### Aim of the exercise
An exact copy of the entries is needed, with every line included.

### Input records
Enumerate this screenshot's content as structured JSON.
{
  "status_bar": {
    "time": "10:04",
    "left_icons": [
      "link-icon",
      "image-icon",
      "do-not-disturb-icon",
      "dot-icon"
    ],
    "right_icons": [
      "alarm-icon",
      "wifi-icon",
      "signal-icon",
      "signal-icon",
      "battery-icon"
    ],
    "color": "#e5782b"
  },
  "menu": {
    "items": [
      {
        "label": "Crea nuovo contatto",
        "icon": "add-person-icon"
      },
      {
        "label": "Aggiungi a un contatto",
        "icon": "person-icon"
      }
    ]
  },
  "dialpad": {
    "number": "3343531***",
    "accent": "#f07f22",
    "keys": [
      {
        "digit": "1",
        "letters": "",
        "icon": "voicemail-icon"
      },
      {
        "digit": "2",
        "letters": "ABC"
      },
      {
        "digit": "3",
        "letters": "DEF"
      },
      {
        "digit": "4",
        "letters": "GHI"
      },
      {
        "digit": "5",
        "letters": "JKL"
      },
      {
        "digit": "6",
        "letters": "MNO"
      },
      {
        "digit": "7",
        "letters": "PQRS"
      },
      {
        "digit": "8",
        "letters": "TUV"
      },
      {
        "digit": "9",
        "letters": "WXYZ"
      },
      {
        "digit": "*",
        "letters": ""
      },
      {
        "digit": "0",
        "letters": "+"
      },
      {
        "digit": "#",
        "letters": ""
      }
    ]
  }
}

### Exercise answer
Enumerate this screenshot's content as structured JSON.
{
  "status_bar": {
    "time": "10:04",
    "left_icons": [
      "link-icon",
      "image-icon",
      "do-not-disturb-icon",
      "dot-icon"
    ],
    "right_icons": [
      "alarm-icon",
      "wifi-icon",
      "signal-icon",
      "signal-icon",
      "battery-icon"
    ],
    "color": "#e5782b"
  },
  "menu": {
    "items": [
      {
        "label": "Crea nuovo contatto",
        "icon": "add-person-icon"
      },
      {
        "label": "Aggiungi a un contatto",
        "icon": "person-icon"
      }
    ]
  },
  "dialpad": {
    "number": "3343531***",
    "accent": "#f07f22",
    "keys": [
      {
        "digit": "1",
        "letters": "",
        "icon": "voicemail-icon"
      },
      {
        "digit": "2",
        "letters": "ABC"
      },
      {
        "digit": "3",
        "letters": "DEF"
      },
      {
        "digit": "4",
        "letters": "GHI"
      },
      {
        "digit": "5",
        "letters": "JKL"
      },
      {
        "digit": "6",
        "letters": "MNO"
      },
      {
        "digit": "7",
        "letters": "PQRS"
      },
      {
        "digit": "8",
        "letters": "TUV"
      },
      {
        "digit": "9",
        "letters": "WXYZ"
      },
      {
        "digit": "*",
        "letters": ""
      },
      {
        "digit": "0",
        "letters": "+"
      },
      {
        "digit": "#",
        "letters": ""
      }
    ]
  }
}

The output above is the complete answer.